Parents, teachers, students prepare for GSAT results
Jermaine Francis, Staff Reporter
As some 39,438 students yesterday prepared to line up this morning to hear which secondary schools they will be attending come September, parents and educators attempted to soothe the nerves of their children ahead of the 2014 Grade Six Achievement Test (GSAT) results.
Although Education Minister Ronald Thwaites has said some 73 per cent of those who sat the exam have been placed in schools of their choice, principal of Naggo Head Primary School in St Catherine, Floretta Plummer, said it was still important for them to talk to the 400 students about accepting the results.
"I spoke to them this morning, and a part of what I said to them was to bloom where they are planted. That is to say that they may not get into one of their schools of choice, but wherever they go, ensure that when they go there, they do well," Plummer told The Gleaner yesterday.
She said she made a decided effort to speak to the children about changing their negative attitude about attending new schools, such as Cedar Grove Academy in Portmore.

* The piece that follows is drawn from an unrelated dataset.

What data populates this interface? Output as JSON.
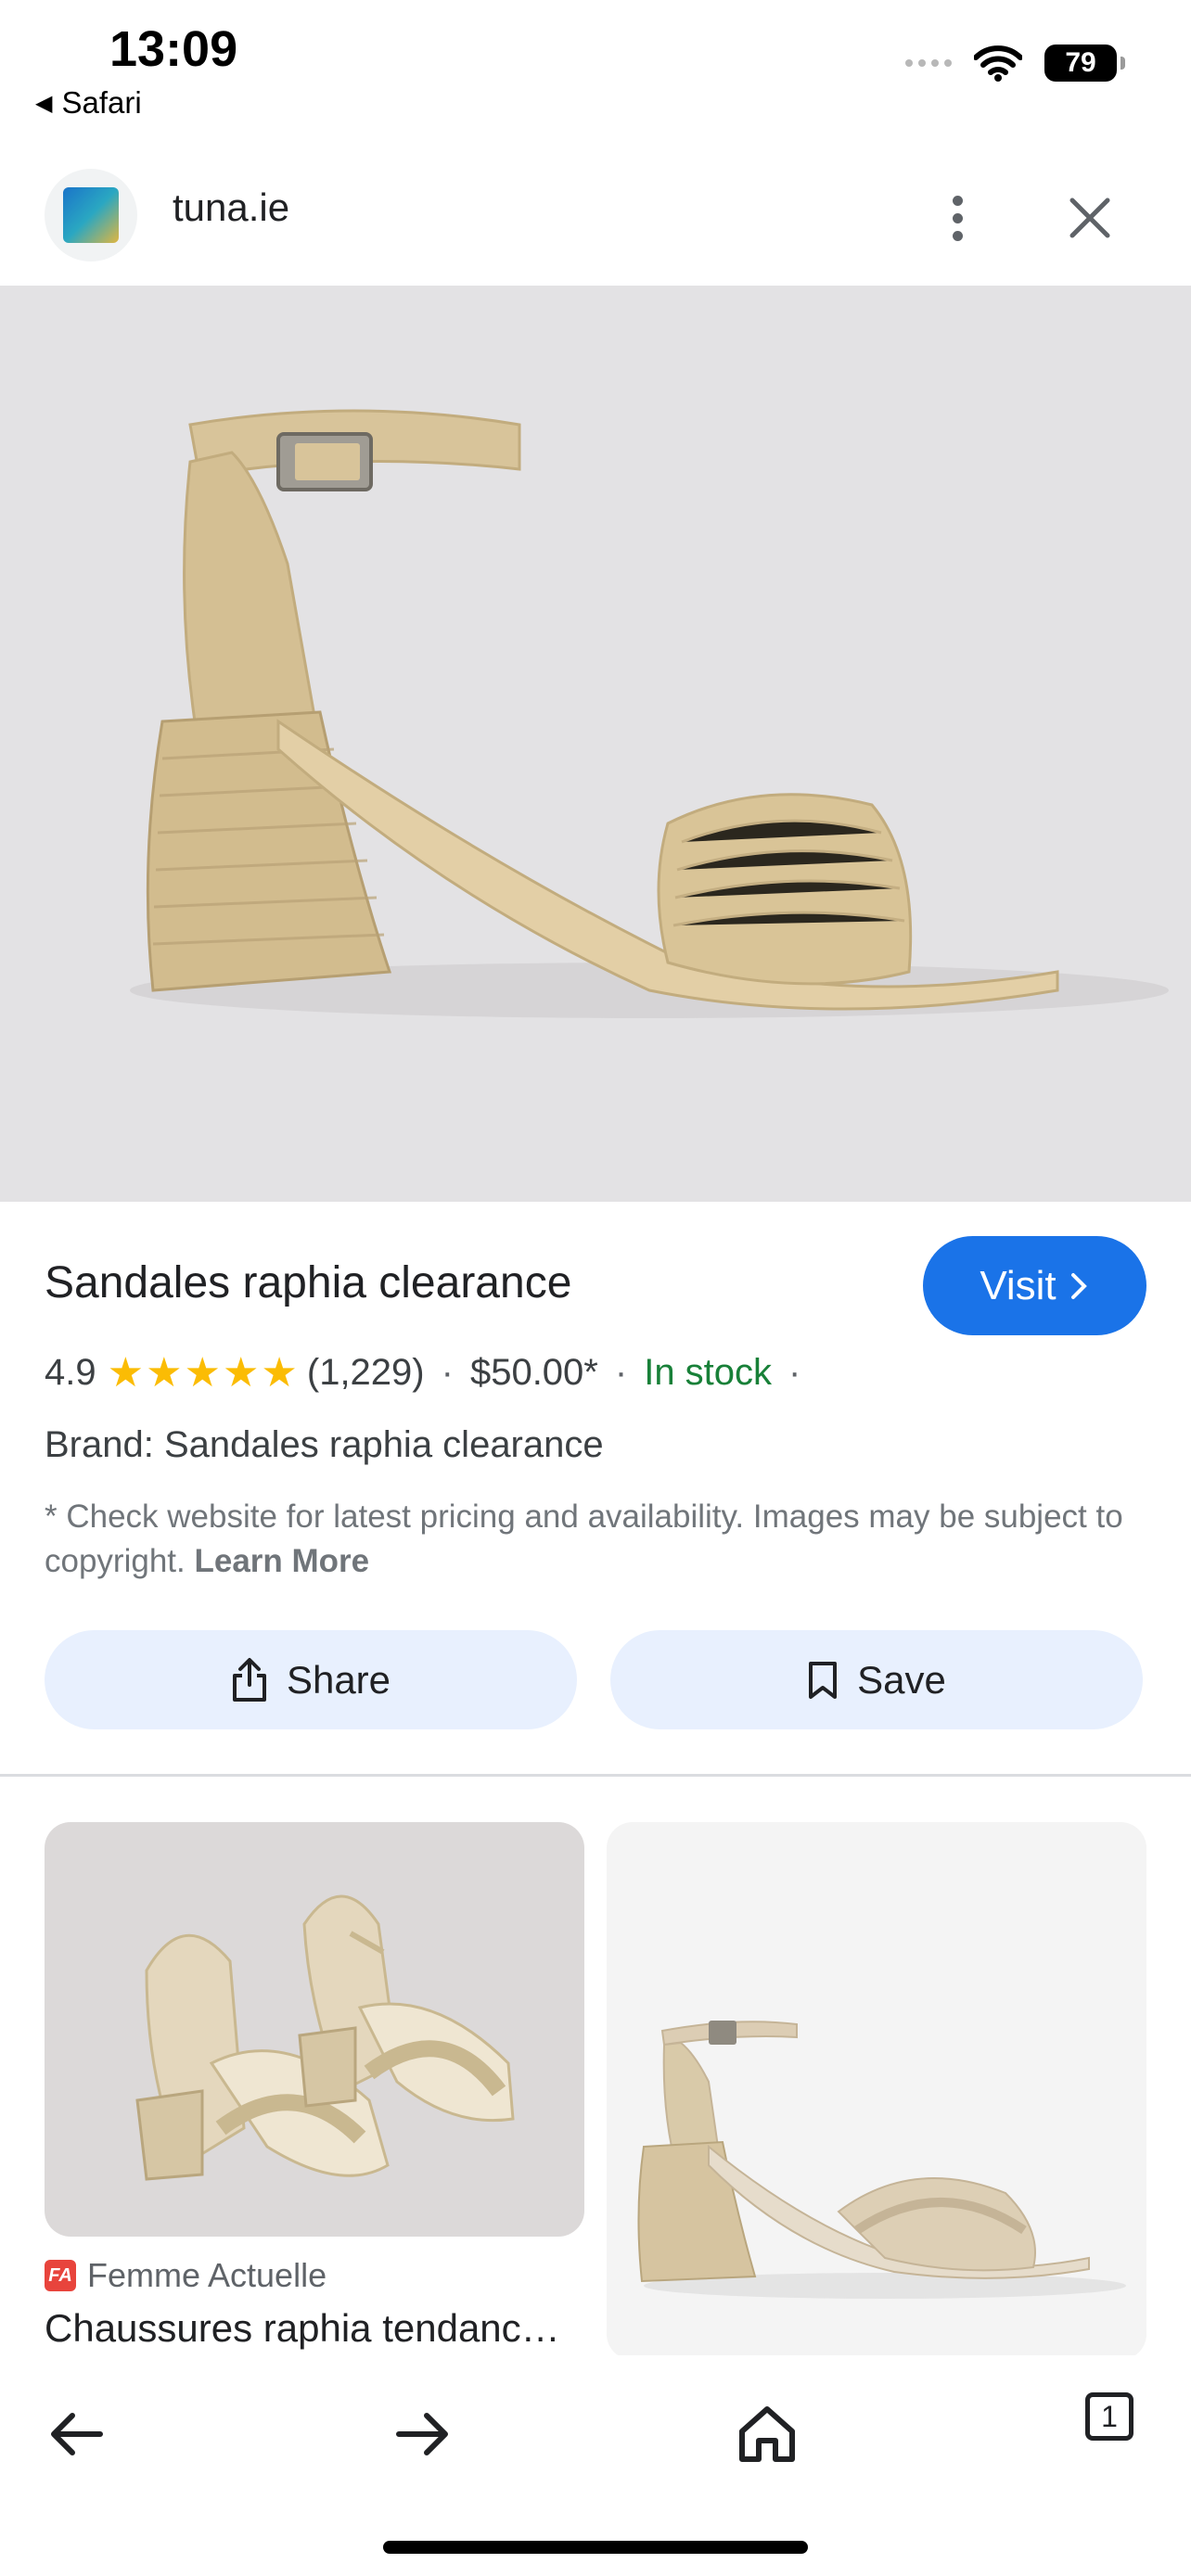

Students in high spirits
At the McIntosh Memorial Primary School in Manchester, the grade-six students were said to be in high spirits and unperturbed by their pending results.
Sharon Anderson, principal at the institution, said the close to 180 grade-six students were fully immersed in their career-day exposition, which is part of the holistic programme developed by the school to prepare the students for high school.

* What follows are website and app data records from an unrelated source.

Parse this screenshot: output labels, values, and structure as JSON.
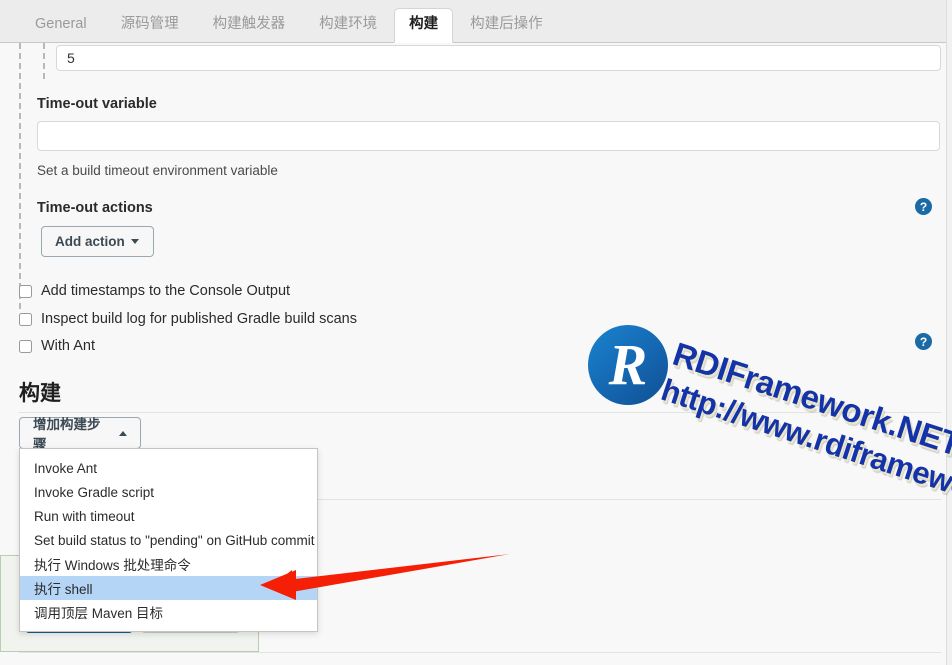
{
  "tabs": [
    {
      "label": "General",
      "active": false
    },
    {
      "label": "源码管理",
      "active": false
    },
    {
      "label": "构建触发器",
      "active": false
    },
    {
      "label": "构建环境",
      "active": false
    },
    {
      "label": "构建",
      "active": true
    },
    {
      "label": "构建后操作",
      "active": false
    }
  ],
  "form": {
    "timeout_minutes_value": "5",
    "timeout_variable_label": "Time-out variable",
    "timeout_variable_value": "",
    "timeout_variable_placeholder": "",
    "timeout_variable_help": "Set a build timeout environment variable",
    "timeout_actions_label": "Time-out actions",
    "add_action_label": "Add action"
  },
  "checkboxes": [
    {
      "label": "Add timestamps to the Console Output",
      "checked": false
    },
    {
      "label": "Inspect build log for published Gradle build scans",
      "checked": false
    },
    {
      "label": "With Ant",
      "checked": false
    }
  ],
  "help_icons": {
    "glyph": "?",
    "color": "#1b6aa5"
  },
  "build_section": {
    "title": "构建",
    "add_step_button_label": "增加构建步骤"
  },
  "build_step_menu": {
    "items": [
      {
        "label": "Invoke Ant",
        "highlighted": false
      },
      {
        "label": "Invoke Gradle script",
        "highlighted": false
      },
      {
        "label": "Run with timeout",
        "highlighted": false
      },
      {
        "label": "Set build status to \"pending\" on GitHub commit",
        "highlighted": false
      },
      {
        "label": "执行 Windows 批处理命令",
        "highlighted": false
      },
      {
        "label": "执行 shell",
        "highlighted": true
      },
      {
        "label": "调用顶层 Maven 目标",
        "highlighted": false
      }
    ]
  },
  "bottom_buttons": {
    "primary_label": "",
    "secondary_label": "",
    "primary_color": "#1b6aa5"
  },
  "annotation": {
    "arrow_color": "#f51f06"
  },
  "watermark": {
    "logo_letter": "R",
    "line1": "RDIFramework.NET",
    "line2": "http://www.rdiframework.net"
  }
}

"The programme is very detailed and involves everything from writing with pens, students and the law, preparing them for having many classes with different teachers and even have banks coming to help parents set up savings accounts for the students' education," Anderson said.
She said the students have been effectively advised on how best to handle the results and as a result, they were heading into today confident and open-minded.
One parent of a Kensington Primary School GSAT student, Lorna Barrett, said she was upbeat and had high expectations for today's results.
Barrett said she has had several conversations with her daughter about accepting the results grounded in the philosophy that "you can't sew corn and expect peas".
She said parents should take the results as an opportunity to teach their children that they normally get what they work for.
"I told my child that the results cannot reflect anything but the work you put in. So if you work hard, the results will show and though I expect her to get into one of her choices, it really does not matter because I will be there to support her regardless," Barrett added.